## TASK PROMPT
Word for word, write out the entries that follow, omitting all pictures.

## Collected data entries
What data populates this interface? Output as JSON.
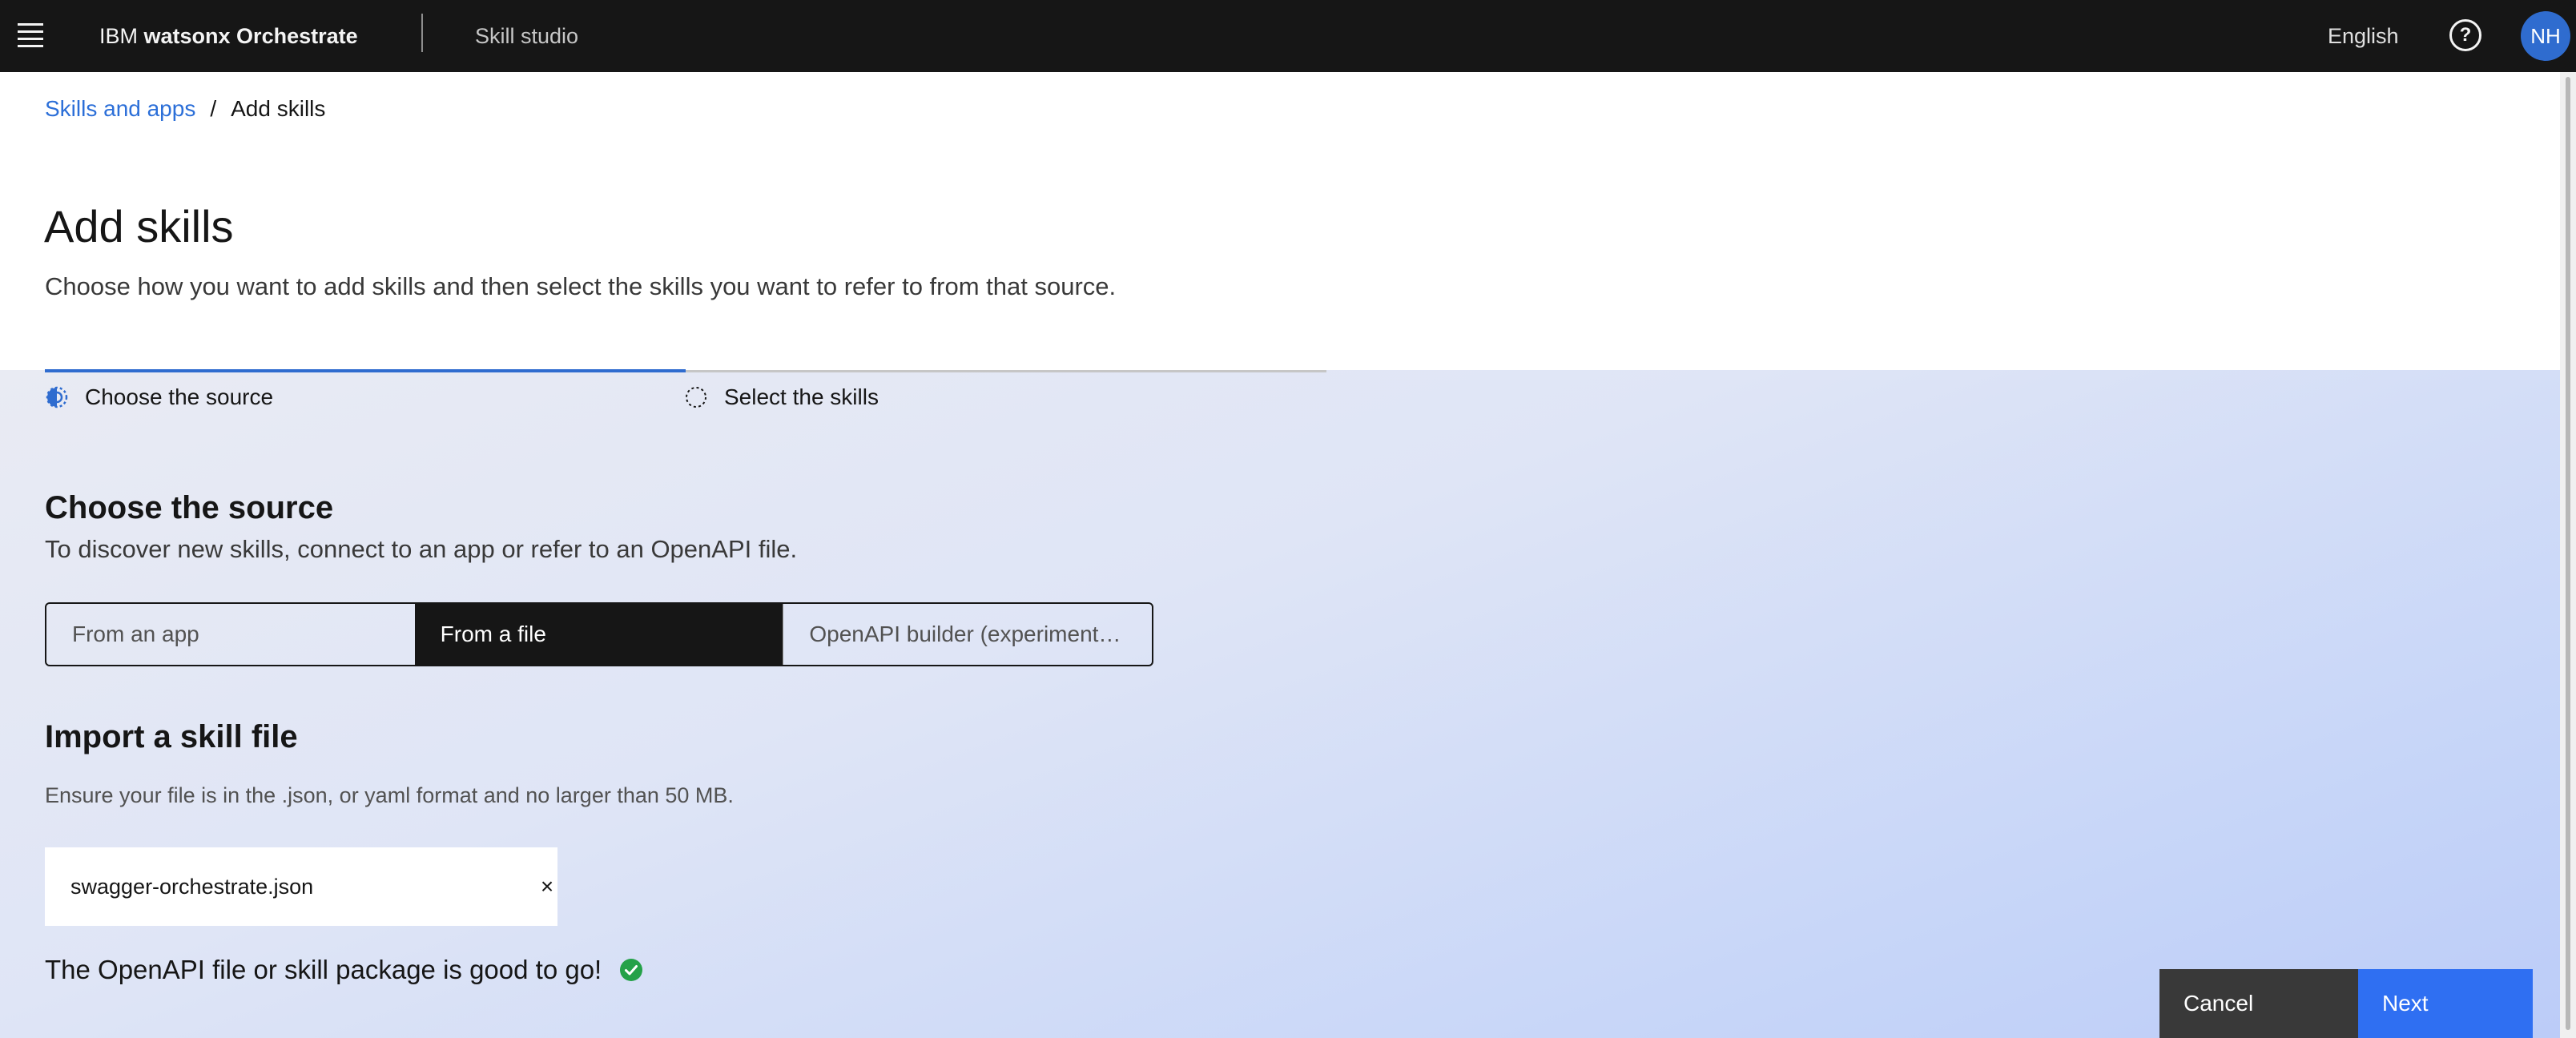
{
  "header": {
    "brand_prefix": "IBM",
    "brand_product": "watsonx Orchestrate",
    "section": "Skill studio",
    "language": "English",
    "help_symbol": "?",
    "avatar_initials": "NH",
    "avatar_color": "#2f6ccf"
  },
  "breadcrumb": {
    "parent": "Skills and apps",
    "separator": "/",
    "current": "Add skills"
  },
  "page": {
    "title": "Add skills",
    "description": "Choose how you want to add skills and then select the skills you want to refer to from that source."
  },
  "progress": {
    "steps": [
      {
        "label": "Choose the source",
        "state": "current"
      },
      {
        "label": "Select the skills",
        "state": "incomplete"
      }
    ],
    "accent": "#2f6ccf"
  },
  "source": {
    "title": "Choose the source",
    "description": "To discover new skills, connect to an app or refer to an OpenAPI file.",
    "options": [
      {
        "label": "From an app",
        "selected": false
      },
      {
        "label": "From a file",
        "selected": true
      },
      {
        "label": "OpenAPI builder (experimental)",
        "selected": false
      }
    ]
  },
  "import": {
    "title": "Import a skill file",
    "description": "Ensure your file is in the .json, or yaml format and no larger than 50 MB.",
    "file_name": "swagger-orchestrate.json",
    "remove_symbol": "×",
    "status_text": "The OpenAPI file or skill package is good to go!",
    "status_color": "#24a148"
  },
  "footer": {
    "cancel_label": "Cancel",
    "next_label": "Next",
    "next_color": "#2f6ff2"
  }
}
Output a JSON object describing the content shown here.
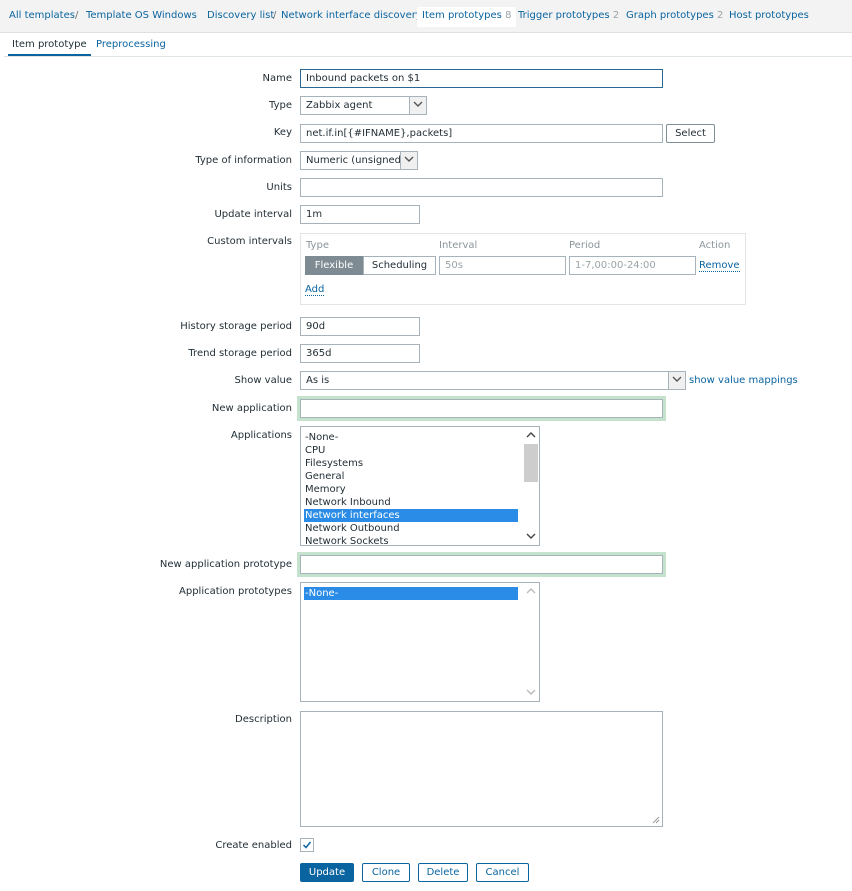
{
  "breadcrumbs": {
    "all_templates": "All templates",
    "template": "Template OS Windows",
    "discovery_list": "Discovery list",
    "rule": "Network interface discovery",
    "item_prototypes": "Item prototypes",
    "item_prototypes_count": "8",
    "trigger_prototypes": "Trigger prototypes",
    "trigger_prototypes_count": "2",
    "graph_prototypes": "Graph prototypes",
    "graph_prototypes_count": "2",
    "host_prototypes": "Host prototypes"
  },
  "tabs": {
    "item_prototype": "Item prototype",
    "preprocessing": "Preprocessing"
  },
  "form": {
    "name_label": "Name",
    "name_value": "Inbound packets on $1",
    "type_label": "Type",
    "type_value": "Zabbix agent",
    "key_label": "Key",
    "key_value": "net.if.in[{#IFNAME},packets]",
    "select_button": "Select",
    "type_info_label": "Type of information",
    "type_info_value": "Numeric (unsigned)",
    "units_label": "Units",
    "units_value": "",
    "update_interval_label": "Update interval",
    "update_interval_value": "1m",
    "custom_intervals_label": "Custom intervals",
    "custom_intervals": {
      "col_type": "Type",
      "col_interval": "Interval",
      "col_period": "Period",
      "col_action": "Action",
      "flexible": "Flexible",
      "scheduling": "Scheduling",
      "interval_placeholder": "50s",
      "period_placeholder": "1-7,00:00-24:00",
      "remove": "Remove",
      "add": "Add"
    },
    "history_label": "History storage period",
    "history_value": "90d",
    "trend_label": "Trend storage period",
    "trend_value": "365d",
    "show_value_label": "Show value",
    "show_value_value": "As is",
    "show_value_mappings": "show value mappings",
    "new_application_label": "New application",
    "new_application_value": "",
    "applications_label": "Applications",
    "applications": [
      "-None-",
      "CPU",
      "Filesystems",
      "General",
      "Memory",
      "Network Inbound",
      "Network interfaces",
      "Network Outbound",
      "Network Sockets"
    ],
    "applications_selected": "Network interfaces",
    "new_app_prototype_label": "New application prototype",
    "new_app_prototype_value": "",
    "app_prototypes_label": "Application prototypes",
    "app_prototypes": [
      "-None-"
    ],
    "description_label": "Description",
    "description_value": "",
    "create_enabled_label": "Create enabled",
    "create_enabled": true
  },
  "buttons": {
    "update": "Update",
    "clone": "Clone",
    "delete": "Delete",
    "cancel": "Cancel"
  },
  "colors": {
    "link": "#0a64a0",
    "selection": "#2a8ce6",
    "focus_glow": "#c5e2cc"
  }
}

## SOLUTION TO THE PROBLEM
What data populates this interface? Output as JSON.
{
  "header": {
    "brand_prefix": "IBM",
    "brand_product": "watsonx Orchestrate",
    "section": "Skill studio",
    "language": "English",
    "help_symbol": "?",
    "avatar_initials": "NH",
    "avatar_color": "#2f6ccf"
  },
  "breadcrumb": {
    "parent": "Skills and apps",
    "separator": "/",
    "current": "Add skills"
  },
  "page": {
    "title": "Add skills",
    "description": "Choose how you want to add skills and then select the skills you want to refer to from that source."
  },
  "progress": {
    "steps": [
      {
        "label": "Choose the source",
        "state": "current"
      },
      {
        "label": "Select the skills",
        "state": "incomplete"
      }
    ],
    "accent": "#2f6ccf"
  },
  "source": {
    "title": "Choose the source",
    "description": "To discover new skills, connect to an app or refer to an OpenAPI file.",
    "options": [
      {
        "label": "From an app",
        "selected": false
      },
      {
        "label": "From a file",
        "selected": true
      },
      {
        "label": "OpenAPI builder (experimental)",
        "selected": false
      }
    ]
  },
  "import": {
    "title": "Import a skill file",
    "description": "Ensure your file is in the .json, or yaml format and no larger than 50 MB.",
    "file_name": "swagger-orchestrate.json",
    "remove_symbol": "×",
    "status_text": "The OpenAPI file or skill package is good to go!",
    "status_color": "#24a148"
  },
  "footer": {
    "cancel_label": "Cancel",
    "next_label": "Next",
    "next_color": "#2f6ff2"
  }
}
Output a JSON object describing the content shown here.
{
  "breadcrumbs": {
    "all_templates": "All templates",
    "template": "Template OS Windows",
    "discovery_list": "Discovery list",
    "rule": "Network interface discovery",
    "item_prototypes": "Item prototypes",
    "item_prototypes_count": "8",
    "trigger_prototypes": "Trigger prototypes",
    "trigger_prototypes_count": "2",
    "graph_prototypes": "Graph prototypes",
    "graph_prototypes_count": "2",
    "host_prototypes": "Host prototypes"
  },
  "tabs": {
    "item_prototype": "Item prototype",
    "preprocessing": "Preprocessing"
  },
  "form": {
    "name_label": "Name",
    "name_value": "Inbound packets on $1",
    "type_label": "Type",
    "type_value": "Zabbix agent",
    "key_label": "Key",
    "key_value": "net.if.in[{#IFNAME},packets]",
    "select_button": "Select",
    "type_info_label": "Type of information",
    "type_info_value": "Numeric (unsigned)",
    "units_label": "Units",
    "units_value": "",
    "update_interval_label": "Update interval",
    "update_interval_value": "1m",
    "custom_intervals_label": "Custom intervals",
    "custom_intervals": {
      "col_type": "Type",
      "col_interval": "Interval",
      "col_period": "Period",
      "col_action": "Action",
      "flexible": "Flexible",
      "scheduling": "Scheduling",
      "interval_placeholder": "50s",
      "period_placeholder": "1-7,00:00-24:00",
      "remove": "Remove",
      "add": "Add"
    },
    "history_label": "History storage period",
    "history_value": "90d",
    "trend_label": "Trend storage period",
    "trend_value": "365d",
    "show_value_label": "Show value",
    "show_value_value": "As is",
    "show_value_mappings": "show value mappings",
    "new_application_label": "New application",
    "new_application_value": "",
    "applications_label": "Applications",
    "applications": [
      "-None-",
      "CPU",
      "Filesystems",
      "General",
      "Memory",
      "Network Inbound",
      "Network interfaces",
      "Network Outbound",
      "Network Sockets"
    ],
    "applications_selected": "Network interfaces",
    "new_app_prototype_label": "New application prototype",
    "new_app_prototype_value": "",
    "app_prototypes_label": "Application prototypes",
    "app_prototypes": [
      "-None-"
    ],
    "description_label": "Description",
    "description_value": "",
    "create_enabled_label": "Create enabled",
    "create_enabled": true
  },
  "buttons": {
    "update": "Update",
    "clone": "Clone",
    "delete": "Delete",
    "cancel": "Cancel"
  },
  "colors": {
    "link": "#0a64a0",
    "selection": "#2a8ce6",
    "focus_glow": "#c5e2cc"
  }
}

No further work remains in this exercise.